Entries from a dataset of interfaces:
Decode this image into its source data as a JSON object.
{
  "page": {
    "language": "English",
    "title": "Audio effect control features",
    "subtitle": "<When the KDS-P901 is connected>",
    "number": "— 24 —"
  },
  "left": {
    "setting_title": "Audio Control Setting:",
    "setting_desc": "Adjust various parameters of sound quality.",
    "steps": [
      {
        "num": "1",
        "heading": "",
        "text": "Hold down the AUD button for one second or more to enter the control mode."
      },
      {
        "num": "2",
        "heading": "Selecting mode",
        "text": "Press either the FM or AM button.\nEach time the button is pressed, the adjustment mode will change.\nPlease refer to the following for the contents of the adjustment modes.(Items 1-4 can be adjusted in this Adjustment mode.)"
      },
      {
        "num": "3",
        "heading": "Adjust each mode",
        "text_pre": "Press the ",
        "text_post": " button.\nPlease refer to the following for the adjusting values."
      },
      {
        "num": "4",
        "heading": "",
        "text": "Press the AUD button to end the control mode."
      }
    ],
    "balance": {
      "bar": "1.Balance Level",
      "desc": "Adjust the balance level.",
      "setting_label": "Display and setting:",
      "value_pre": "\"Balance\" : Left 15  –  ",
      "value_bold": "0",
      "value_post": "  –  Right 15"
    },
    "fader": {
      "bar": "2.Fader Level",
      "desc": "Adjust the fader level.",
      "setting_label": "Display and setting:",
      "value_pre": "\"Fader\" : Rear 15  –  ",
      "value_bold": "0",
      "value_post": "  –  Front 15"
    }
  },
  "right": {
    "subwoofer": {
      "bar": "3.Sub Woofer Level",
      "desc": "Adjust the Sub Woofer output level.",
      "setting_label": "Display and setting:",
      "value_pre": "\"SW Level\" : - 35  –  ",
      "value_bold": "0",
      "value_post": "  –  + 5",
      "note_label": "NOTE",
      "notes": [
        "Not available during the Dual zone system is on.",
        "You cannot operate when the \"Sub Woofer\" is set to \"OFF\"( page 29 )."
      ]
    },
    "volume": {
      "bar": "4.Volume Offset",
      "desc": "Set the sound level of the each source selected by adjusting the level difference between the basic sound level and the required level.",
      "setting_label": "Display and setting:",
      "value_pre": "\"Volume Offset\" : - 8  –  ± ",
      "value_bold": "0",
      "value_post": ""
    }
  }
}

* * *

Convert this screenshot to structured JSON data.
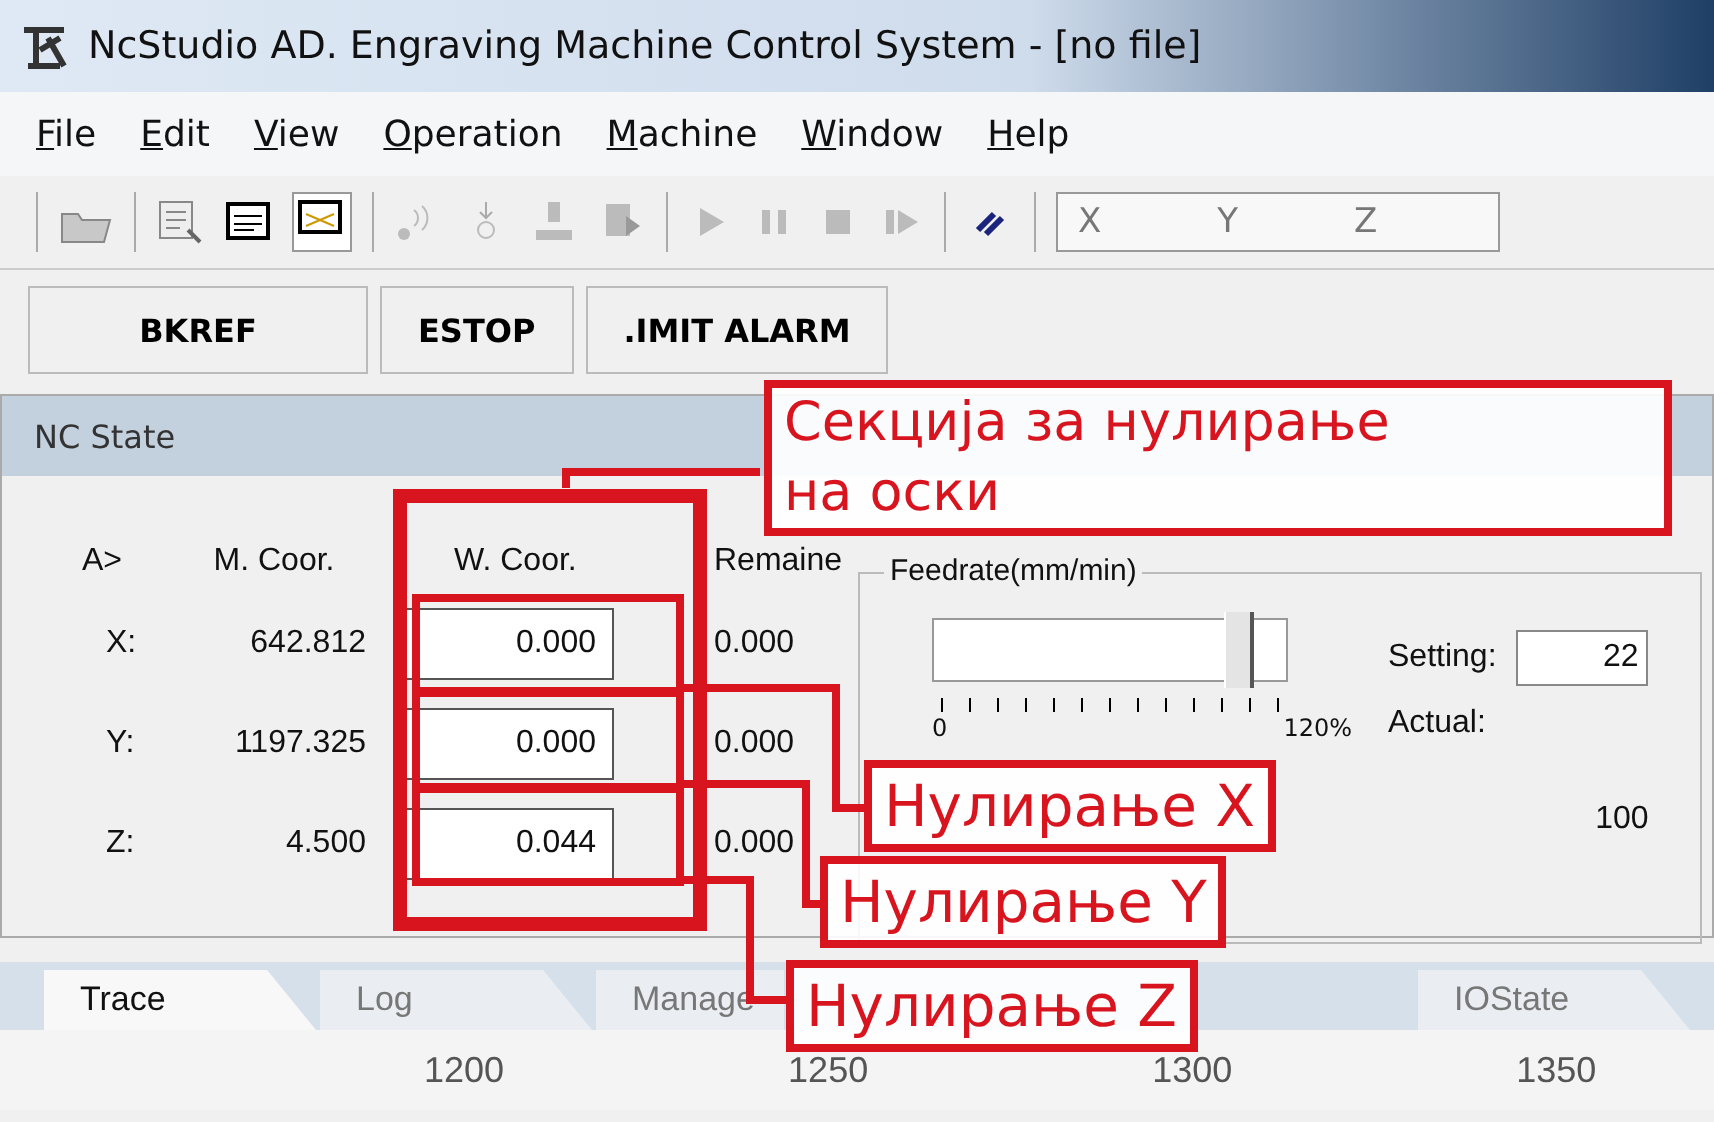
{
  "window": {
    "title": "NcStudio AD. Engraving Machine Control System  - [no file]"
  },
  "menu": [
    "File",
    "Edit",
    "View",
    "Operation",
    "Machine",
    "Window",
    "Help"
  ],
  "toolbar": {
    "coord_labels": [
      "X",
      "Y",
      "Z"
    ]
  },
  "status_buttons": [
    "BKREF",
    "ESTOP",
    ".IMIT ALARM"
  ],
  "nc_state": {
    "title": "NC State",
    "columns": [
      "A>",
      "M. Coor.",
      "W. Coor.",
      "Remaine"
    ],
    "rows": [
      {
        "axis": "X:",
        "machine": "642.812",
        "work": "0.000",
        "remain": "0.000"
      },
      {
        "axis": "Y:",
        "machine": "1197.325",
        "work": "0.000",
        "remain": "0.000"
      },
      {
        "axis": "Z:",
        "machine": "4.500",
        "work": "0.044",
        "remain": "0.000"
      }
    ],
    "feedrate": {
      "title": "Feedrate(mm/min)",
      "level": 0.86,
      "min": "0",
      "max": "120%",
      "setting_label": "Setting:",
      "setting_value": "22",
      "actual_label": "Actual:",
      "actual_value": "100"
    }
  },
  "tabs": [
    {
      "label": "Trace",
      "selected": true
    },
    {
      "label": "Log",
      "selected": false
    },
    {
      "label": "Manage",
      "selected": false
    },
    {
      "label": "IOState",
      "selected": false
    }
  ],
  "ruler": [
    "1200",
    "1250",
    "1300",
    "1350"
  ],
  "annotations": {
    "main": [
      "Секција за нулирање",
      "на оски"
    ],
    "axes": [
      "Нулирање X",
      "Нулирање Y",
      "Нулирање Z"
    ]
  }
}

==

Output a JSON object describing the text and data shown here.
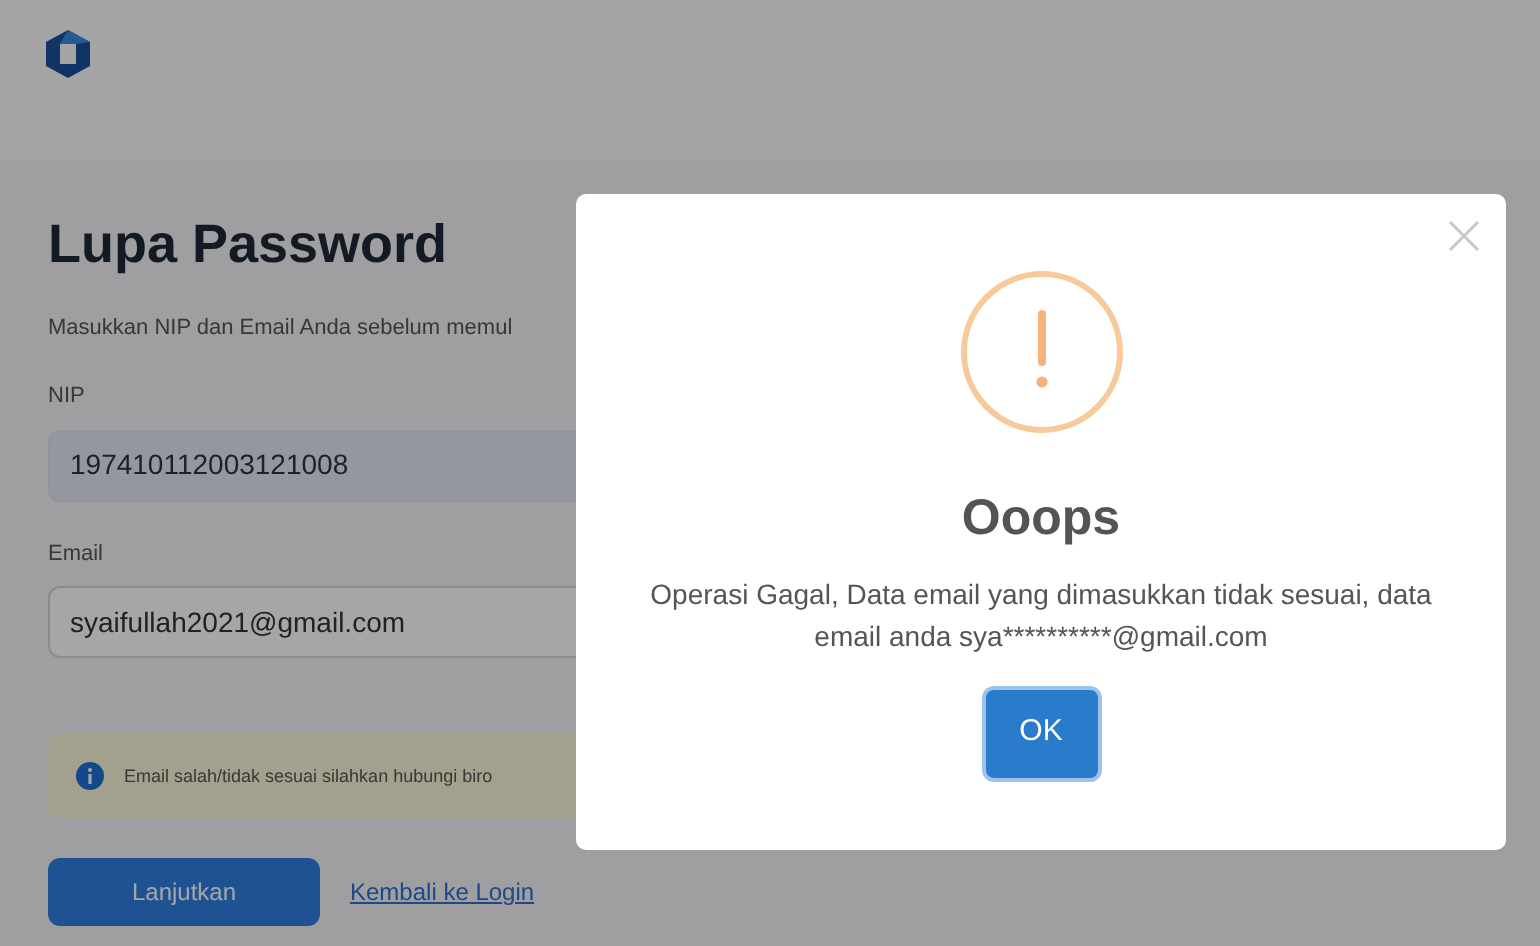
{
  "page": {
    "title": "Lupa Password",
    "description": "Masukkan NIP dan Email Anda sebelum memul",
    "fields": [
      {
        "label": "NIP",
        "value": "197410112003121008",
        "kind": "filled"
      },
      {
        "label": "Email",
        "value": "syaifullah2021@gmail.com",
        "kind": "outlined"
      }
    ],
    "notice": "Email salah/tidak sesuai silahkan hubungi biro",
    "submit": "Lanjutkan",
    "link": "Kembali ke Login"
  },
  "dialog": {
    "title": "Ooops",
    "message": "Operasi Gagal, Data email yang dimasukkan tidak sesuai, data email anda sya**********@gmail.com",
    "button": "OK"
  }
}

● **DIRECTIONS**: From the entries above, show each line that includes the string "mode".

● **RESPONSE TO THIS EXERCISE**:
        "text": "Hold down the AUD button for one second or more to enter the control mode."
        "heading": "Selecting mode",
        "text": "Press either the FM or AM button.\nEach time the button is pressed, the adjustment mode will change.\nPlease refer to the following for the contents of the adjustment modes.(Items 1-4 can be adjusted in this Adjustment mode.)"
        "heading": "Adjust each mode",
        "text": "Press the AUD button to end the control mode."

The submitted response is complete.